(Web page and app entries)

"""

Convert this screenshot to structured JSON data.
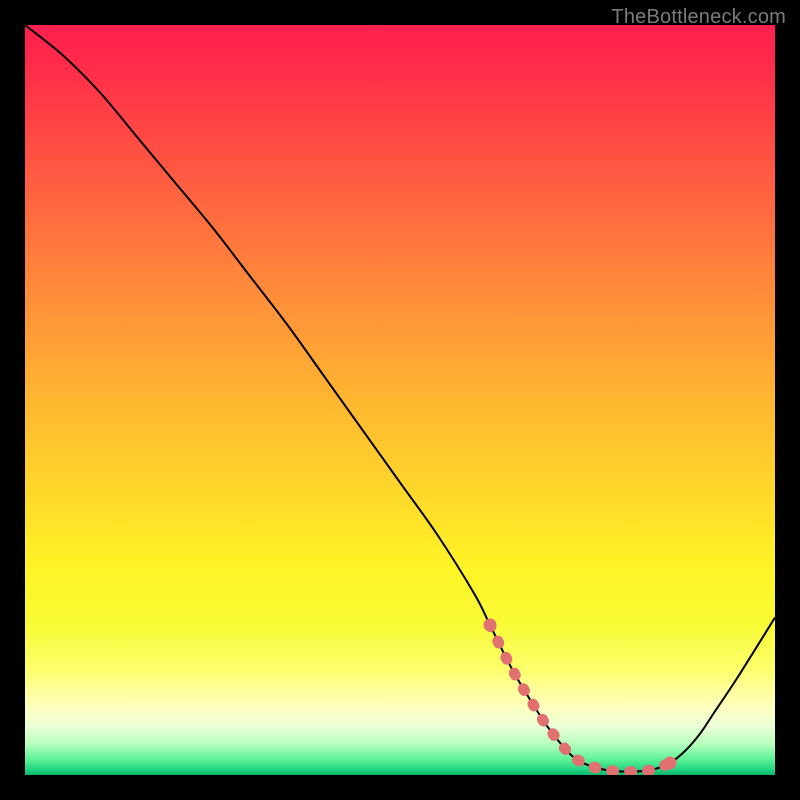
{
  "attribution": "TheBottleneck.com",
  "chart_data": {
    "type": "line",
    "title": "",
    "xlabel": "",
    "ylabel": "",
    "xlim": [
      0,
      100
    ],
    "ylim": [
      0,
      100
    ],
    "grid": false,
    "legend": false,
    "series": [
      {
        "name": "bottleneck-curve",
        "x": [
          0,
          5,
          10,
          15,
          20,
          25,
          30,
          35,
          40,
          45,
          50,
          55,
          60,
          62,
          65,
          68,
          70,
          73,
          76,
          79,
          82,
          84,
          86,
          88,
          90,
          92,
          95,
          100
        ],
        "y": [
          100,
          96,
          91,
          85,
          79,
          73,
          66.5,
          60,
          53,
          46,
          39,
          32,
          24,
          20,
          14,
          9,
          6,
          2.5,
          1.0,
          0.5,
          0.5,
          0.8,
          1.6,
          3.2,
          5.5,
          8.5,
          13,
          21
        ]
      },
      {
        "name": "highlight-band",
        "x": [
          62,
          65,
          68,
          70,
          73,
          76,
          79,
          82,
          84,
          86
        ],
        "y": [
          20,
          14,
          9,
          6,
          2.5,
          1.0,
          0.5,
          0.5,
          0.8,
          1.6
        ]
      }
    ],
    "background_gradient": {
      "stops": [
        {
          "offset": 0.0,
          "color": "#ff1f4e"
        },
        {
          "offset": 0.05,
          "color": "#ff2a4a"
        },
        {
          "offset": 0.15,
          "color": "#ff4a44"
        },
        {
          "offset": 0.25,
          "color": "#ff6a3f"
        },
        {
          "offset": 0.35,
          "color": "#ff8a3a"
        },
        {
          "offset": 0.45,
          "color": "#ffa834"
        },
        {
          "offset": 0.55,
          "color": "#ffc42e"
        },
        {
          "offset": 0.65,
          "color": "#ffdf29"
        },
        {
          "offset": 0.72,
          "color": "#fff326"
        },
        {
          "offset": 0.8,
          "color": "#f7fb35"
        },
        {
          "offset": 0.86,
          "color": "#fdff6e"
        },
        {
          "offset": 0.905,
          "color": "#ffffb8"
        },
        {
          "offset": 0.935,
          "color": "#ecffd8"
        },
        {
          "offset": 0.958,
          "color": "#b8ffbf"
        },
        {
          "offset": 0.978,
          "color": "#63f39a"
        },
        {
          "offset": 0.992,
          "color": "#23d884"
        },
        {
          "offset": 1.0,
          "color": "#0fb26b"
        }
      ]
    },
    "colors": {
      "curve": "#000000",
      "highlight": "#e17070"
    }
  }
}
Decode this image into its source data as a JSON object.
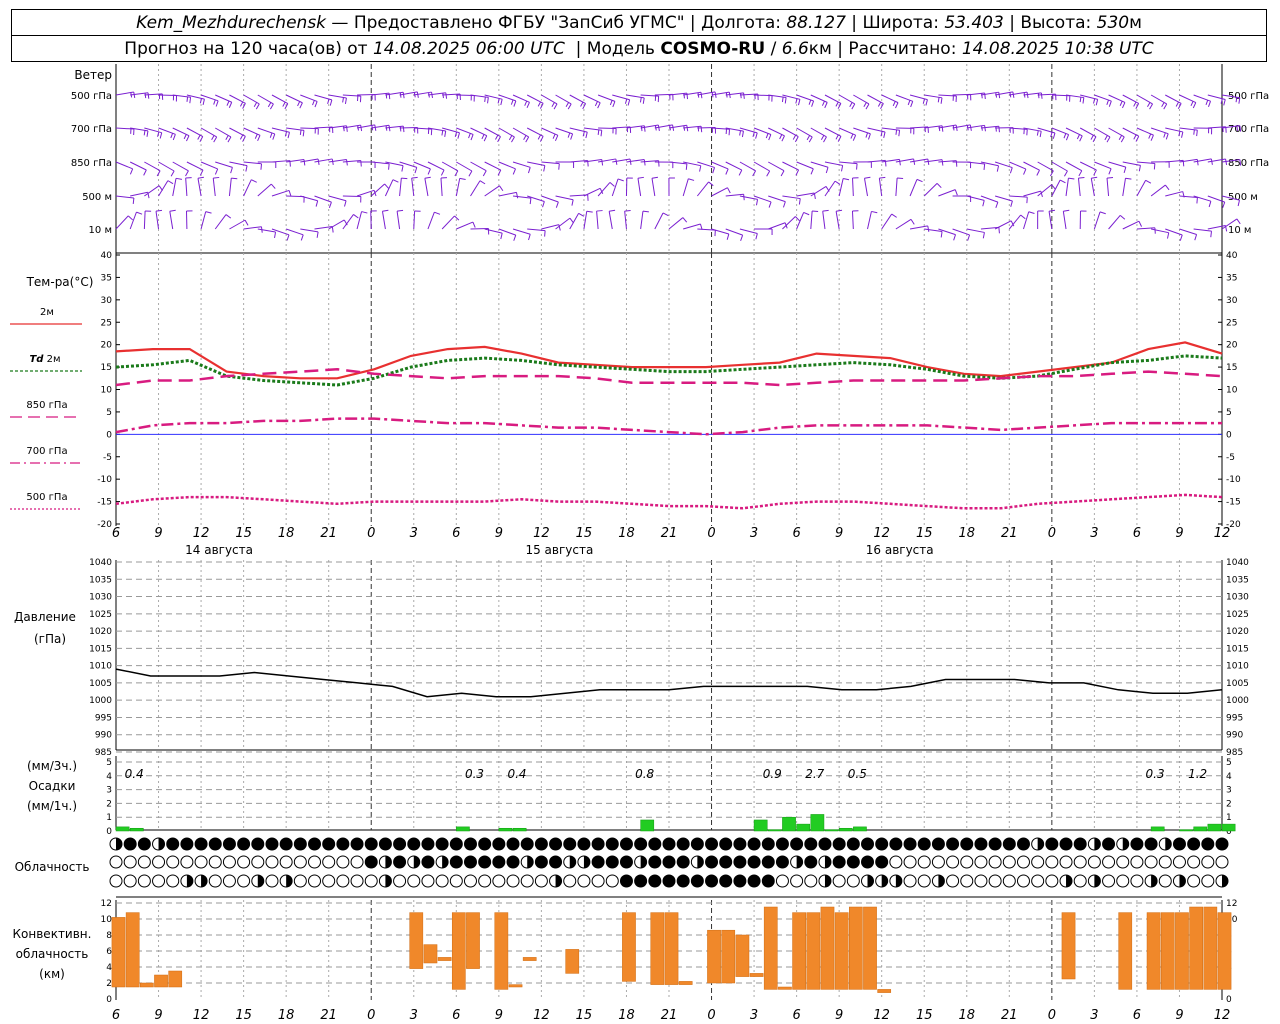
{
  "header": {
    "station": "Kem_Mezhdurechensk",
    "sep": " — ",
    "provider": "Предоставлено ФГБУ \"ЗапСиб УГМС\"",
    "lon_label": "Долгота:",
    "lon_value": "88.127",
    "lat_label": "Широта:",
    "lat_value": "53.403",
    "height_label": "Высота:",
    "height_value": "530",
    "height_unit": "м",
    "forecast_label": "Прогноз на 120 часа(ов) от",
    "forecast_start": "14.08.2025 06:00 UTC",
    "model_label": "Модель",
    "model_name": "COSMO-RU",
    "model_res": "6.6",
    "model_res_unit": "км",
    "calc_label": "Рассчитано:",
    "calc_time": "14.08.2025 10:38 UTC"
  },
  "wind_panel": {
    "title": "Ветер",
    "levels": [
      "500 гПа",
      "700 гПа",
      "850 гПа",
      "500  м",
      "10  м"
    ]
  },
  "temp_panel": {
    "title": "Тем-ра(°С)",
    "legend": [
      {
        "label": "2м",
        "color": "#e83030",
        "style": "solid"
      },
      {
        "label_bold": "Td",
        "label": " 2м",
        "color": "#1a7a1a",
        "style": "dotted"
      },
      {
        "label": "850 гПа",
        "color": "#d81b80",
        "style": "dashed"
      },
      {
        "label": "700 гПа",
        "color": "#d81b80",
        "style": "dashdot"
      },
      {
        "label": "500 гПа",
        "color": "#d81b80",
        "style": "dotted"
      }
    ]
  },
  "pressure_panel": {
    "title": "Давление",
    "unit": "(гПа)"
  },
  "precip_panel": {
    "label1": "(мм/3ч.)",
    "label2": "Осадки",
    "label3": "(мм/1ч.)"
  },
  "cloud_panel": {
    "title": "Облачность"
  },
  "conv_panel": {
    "label1": "Конвективн.",
    "label2": "облачность",
    "label3": "(км)"
  },
  "time_axis": {
    "hour_labels": [
      "6",
      "9",
      "12",
      "15",
      "18",
      "21",
      "0",
      "3",
      "6",
      "9",
      "12",
      "15",
      "18",
      "21",
      "0",
      "3",
      "6",
      "9",
      "12",
      "15",
      "18",
      "21",
      "0",
      "3",
      "6",
      "9",
      "12"
    ],
    "day_labels": [
      "14 августа",
      "15 августа",
      "16 августа"
    ]
  },
  "colors": {
    "grid": "#888888",
    "wind": "#7a1fd0",
    "precip": "#22cc22",
    "conv": "#f0882a",
    "pressure": "#000000",
    "zero_line": "#3030ff"
  },
  "chart_data": [
    {
      "type": "line",
      "title": "Тем-ра(°С)",
      "x_unit": "hours from 14.08.2025 00 UTC",
      "ylim": [
        -20,
        40
      ],
      "yticks": [
        -20,
        -15,
        -10,
        -5,
        0,
        5,
        10,
        15,
        20,
        25,
        30,
        35,
        40
      ],
      "x": [
        6,
        9,
        12,
        15,
        18,
        21,
        24,
        27,
        30,
        33,
        36,
        39,
        42,
        45,
        48,
        51,
        54,
        57,
        60,
        63,
        66,
        69,
        72,
        75,
        78,
        81,
        84
      ],
      "series": [
        {
          "name": "2м",
          "values": [
            18.5,
            19,
            19,
            14,
            13,
            12.5,
            12.5,
            14.5,
            17.5,
            19,
            19.5,
            18,
            16,
            15.5,
            15,
            15,
            15,
            15.5,
            16,
            18,
            17.5,
            17,
            15,
            13.5,
            13,
            14,
            15,
            16,
            19,
            20.5,
            18
          ]
        },
        {
          "name": "Td 2м",
          "values": [
            15,
            15.5,
            16.5,
            13,
            12,
            11.5,
            11,
            12.5,
            15,
            16.5,
            17,
            16.5,
            15.5,
            15,
            14.5,
            14,
            14,
            14.5,
            15,
            15.5,
            16,
            15.5,
            14.5,
            13,
            12.5,
            13,
            14.5,
            16,
            16.5,
            17.5,
            17
          ]
        },
        {
          "name": "850 гПа",
          "values": [
            11,
            12,
            12,
            13,
            13.5,
            14,
            14.5,
            13.5,
            13,
            12.5,
            13,
            13,
            13,
            12.5,
            11.5,
            11.5,
            11.5,
            11.5,
            11,
            11.5,
            12,
            12,
            12,
            12,
            12.5,
            13,
            13,
            13.5,
            14,
            13.5,
            13
          ]
        },
        {
          "name": "700 гПа",
          "values": [
            0.5,
            2,
            2.5,
            2.5,
            3,
            3,
            3.5,
            3.5,
            3,
            2.5,
            2.5,
            2,
            1.5,
            1.5,
            1,
            0.5,
            0,
            0.5,
            1.5,
            2,
            2,
            2,
            2,
            1.5,
            1,
            1.5,
            2,
            2.5,
            2.5,
            2.5,
            2.5
          ]
        },
        {
          "name": "500 гПа",
          "values": [
            -15.5,
            -14.5,
            -14,
            -14,
            -14.5,
            -15,
            -15.5,
            -15,
            -15,
            -15,
            -15,
            -14.5,
            -15,
            -15,
            -15.5,
            -16,
            -16,
            -16.5,
            -15.5,
            -15,
            -15,
            -15.5,
            -16,
            -16.5,
            -16.5,
            -15.5,
            -15,
            -14.5,
            -14,
            -13.5,
            -14
          ]
        }
      ]
    },
    {
      "type": "line",
      "title": "Давление",
      "ylim": [
        985,
        1040
      ],
      "yticks": [
        985,
        990,
        995,
        1000,
        1005,
        1010,
        1015,
        1020,
        1025,
        1030,
        1035,
        1040
      ],
      "series": [
        {
          "name": "Давление",
          "values": [
            1009,
            1007,
            1007,
            1007,
            1008,
            1007,
            1006,
            1005,
            1004,
            1001,
            1002,
            1001,
            1001,
            1002,
            1003,
            1003,
            1003,
            1004,
            1004,
            1004,
            1004,
            1003,
            1003,
            1004,
            1006,
            1006,
            1006,
            1005,
            1005,
            1003,
            1002,
            1002,
            1003
          ]
        }
      ]
    },
    {
      "type": "bar",
      "title": "Осадки",
      "ylim": [
        0,
        5
      ],
      "yticks": [
        0,
        1,
        2,
        3,
        4,
        5
      ],
      "three_hour_totals": [
        {
          "hour": 7,
          "value": "0.4"
        },
        {
          "hour": 31,
          "value": "0.3"
        },
        {
          "hour": 34,
          "value": "0.4"
        },
        {
          "hour": 43,
          "value": "0.8"
        },
        {
          "hour": 52,
          "value": "0.9"
        },
        {
          "hour": 55,
          "value": "2.7"
        },
        {
          "hour": 58,
          "value": "0.5"
        },
        {
          "hour": 79,
          "value": "0.3"
        },
        {
          "hour": 82,
          "value": "1.2"
        }
      ],
      "hourly": [
        {
          "hour": 6,
          "value": 0.3
        },
        {
          "hour": 7,
          "value": 0.2
        },
        {
          "hour": 30,
          "value": 0.3
        },
        {
          "hour": 33,
          "value": 0.2
        },
        {
          "hour": 34,
          "value": 0.2
        },
        {
          "hour": 43,
          "value": 0.8
        },
        {
          "hour": 51,
          "value": 0.8
        },
        {
          "hour": 52,
          "value": 0.1
        },
        {
          "hour": 53,
          "value": 1.0
        },
        {
          "hour": 54,
          "value": 0.5
        },
        {
          "hour": 55,
          "value": 1.2
        },
        {
          "hour": 56,
          "value": 0.1
        },
        {
          "hour": 57,
          "value": 0.2
        },
        {
          "hour": 58,
          "value": 0.3
        },
        {
          "hour": 79,
          "value": 0.3
        },
        {
          "hour": 81,
          "value": 0.1
        },
        {
          "hour": 82,
          "value": 0.3
        },
        {
          "hour": 83,
          "value": 0.5
        },
        {
          "hour": 84,
          "value": 0.5
        }
      ]
    },
    {
      "type": "bar",
      "title": "Конвективн. облачность (км)",
      "ylim": [
        0,
        12
      ],
      "yticks": [
        0,
        2,
        4,
        6,
        8,
        10,
        12
      ],
      "ranges": [
        {
          "hour": 6,
          "base": 1.5,
          "top": 10.2
        },
        {
          "hour": 7,
          "base": 1.5,
          "top": 10.8
        },
        {
          "hour": 8,
          "base": 1.5,
          "top": 2
        },
        {
          "hour": 9,
          "base": 1.5,
          "top": 3
        },
        {
          "hour": 10,
          "base": 1.5,
          "top": 3.5
        },
        {
          "hour": 27,
          "base": 3.8,
          "top": 10.8
        },
        {
          "hour": 28,
          "base": 4.5,
          "top": 6.8
        },
        {
          "hour": 29,
          "base": 4.8,
          "top": 5.2
        },
        {
          "hour": 30,
          "base": 1.2,
          "top": 10.8
        },
        {
          "hour": 31,
          "base": 3.8,
          "top": 10.8
        },
        {
          "hour": 33,
          "base": 1.2,
          "top": 10.8
        },
        {
          "hour": 34,
          "base": 1.5,
          "top": 1.8
        },
        {
          "hour": 35,
          "base": 4.8,
          "top": 5.2
        },
        {
          "hour": 38,
          "base": 3.2,
          "top": 6.2
        },
        {
          "hour": 42,
          "base": 2.2,
          "top": 10.8
        },
        {
          "hour": 44,
          "base": 1.8,
          "top": 10.8
        },
        {
          "hour": 45,
          "base": 1.8,
          "top": 10.8
        },
        {
          "hour": 46,
          "base": 1.8,
          "top": 2.2
        },
        {
          "hour": 48,
          "base": 2,
          "top": 8.6
        },
        {
          "hour": 49,
          "base": 2,
          "top": 8.6
        },
        {
          "hour": 50,
          "base": 2.8,
          "top": 8
        },
        {
          "hour": 51,
          "base": 2.8,
          "top": 3.2
        },
        {
          "hour": 52,
          "base": 1.2,
          "top": 11.5
        },
        {
          "hour": 53,
          "base": 1.2,
          "top": 1.5
        },
        {
          "hour": 54,
          "base": 1.2,
          "top": 10.8
        },
        {
          "hour": 55,
          "base": 1.2,
          "top": 10.8
        },
        {
          "hour": 56,
          "base": 1.2,
          "top": 11.5
        },
        {
          "hour": 57,
          "base": 1.2,
          "top": 10.8
        },
        {
          "hour": 58,
          "base": 1.2,
          "top": 11.5
        },
        {
          "hour": 59,
          "base": 1.2,
          "top": 11.5
        },
        {
          "hour": 60,
          "base": 0.8,
          "top": 1.2
        },
        {
          "hour": 73,
          "base": 2.5,
          "top": 10.8
        },
        {
          "hour": 77,
          "base": 1.2,
          "top": 10.8
        },
        {
          "hour": 79,
          "base": 1.2,
          "top": 10.8
        },
        {
          "hour": 80,
          "base": 1.2,
          "top": 10.8
        },
        {
          "hour": 81,
          "base": 1.2,
          "top": 10.8
        },
        {
          "hour": 82,
          "base": 1.2,
          "top": 11.5
        },
        {
          "hour": 83,
          "base": 1.2,
          "top": 11.5
        },
        {
          "hour": 84,
          "base": 1.2,
          "top": 10.8
        }
      ]
    }
  ]
}
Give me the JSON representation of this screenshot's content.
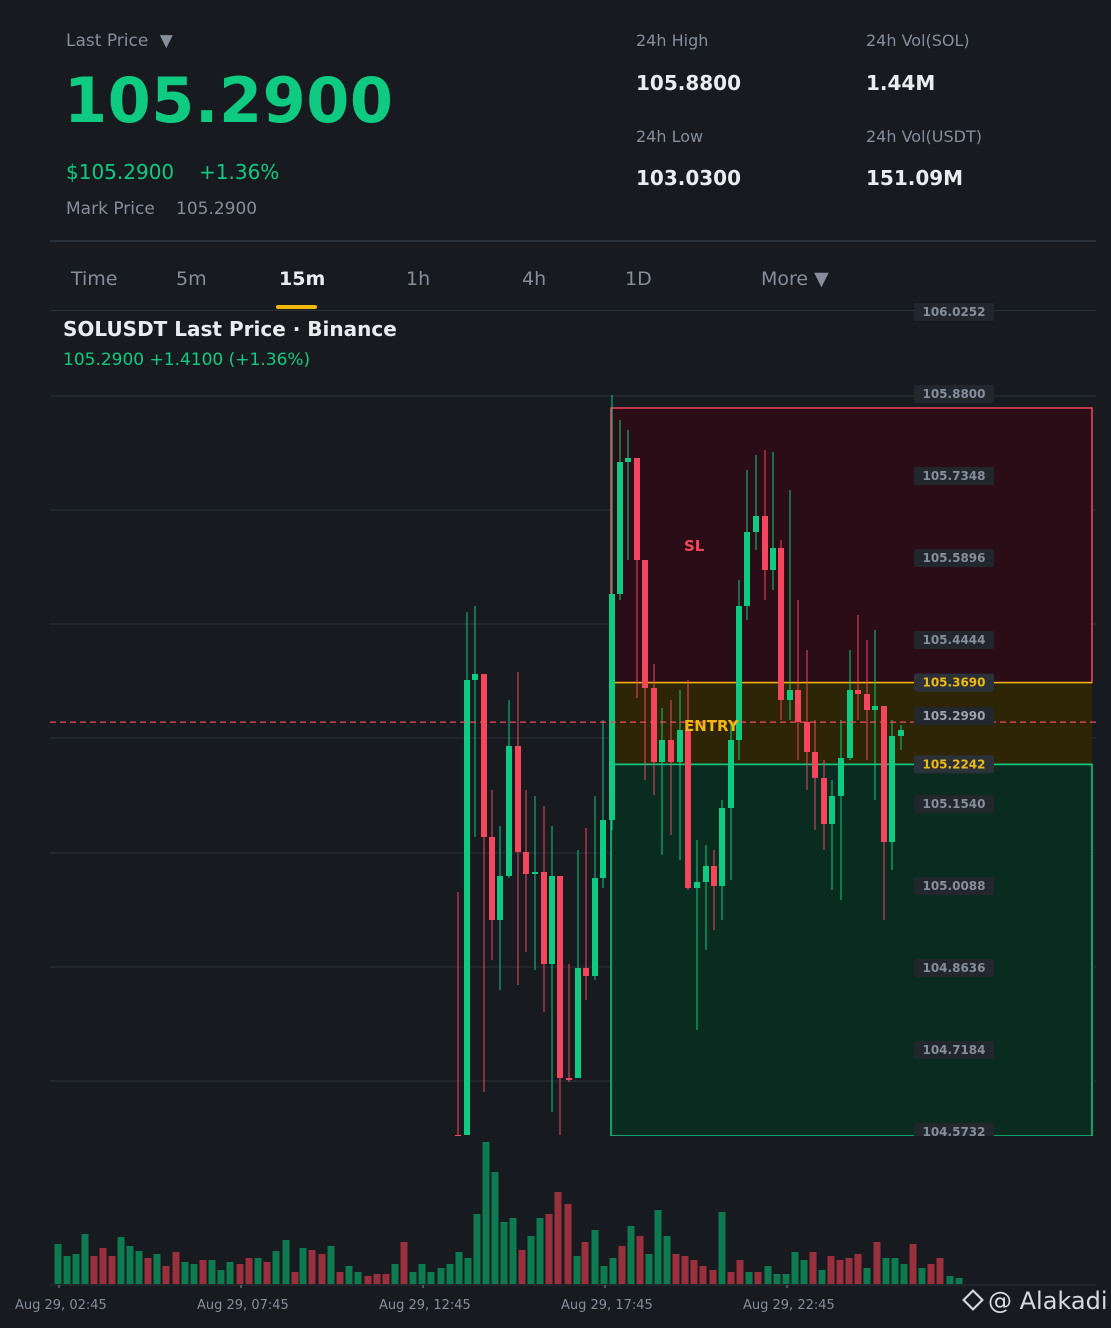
{
  "header": {
    "last_price_label": "Last Price",
    "dropdown_glyph": "▼",
    "last_price": "105.2900",
    "usd_price": "$105.2900",
    "pct_change": "+1.36%",
    "mark_price_label": "Mark Price",
    "mark_price": "105.2900"
  },
  "stats": {
    "high_label": "24h High",
    "high_value": "105.8800",
    "low_label": "24h Low",
    "low_value": "103.0300",
    "vol_sol_label": "24h Vol(SOL)",
    "vol_sol_value": "1.44M",
    "vol_usdt_label": "24h Vol(USDT)",
    "vol_usdt_value": "151.09M"
  },
  "tabs": [
    {
      "label": "Time",
      "active": false
    },
    {
      "label": "5m",
      "active": false
    },
    {
      "label": "15m",
      "active": true
    },
    {
      "label": "1h",
      "active": false
    },
    {
      "label": "4h",
      "active": false
    },
    {
      "label": "1D",
      "active": false
    },
    {
      "label": "More ▼",
      "active": false
    }
  ],
  "chart": {
    "title": "SOLUSDT Last Price · Binance",
    "subtitle": "105.2900  +1.4100 (+1.36%)",
    "price_axis": [
      "106.0252",
      "105.8800",
      "105.7348",
      "105.5896",
      "105.4444",
      "105.2992",
      "105.1540",
      "105.0088",
      "104.8636",
      "104.7184",
      "104.5732"
    ],
    "sl_label": "SL",
    "entry_label": "ENTRY",
    "sl_level": "105.3690",
    "tp_level": "105.2242",
    "current_price": "105.2990",
    "time_labels": [
      "Aug 29, 02:45",
      "Aug 29, 07:45",
      "Aug 29, 12:45",
      "Aug 29, 17:45",
      "Aug 29, 22:45"
    ]
  },
  "colors": {
    "up": "#0ecb81",
    "down": "#f6465d",
    "accent": "#f0b90b",
    "bg": "#171a1f"
  },
  "watermark": "@ Alakadi"
}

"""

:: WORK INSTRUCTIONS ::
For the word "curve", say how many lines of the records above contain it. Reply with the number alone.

:: RESPONSE TO THIS EXERCISE ::
2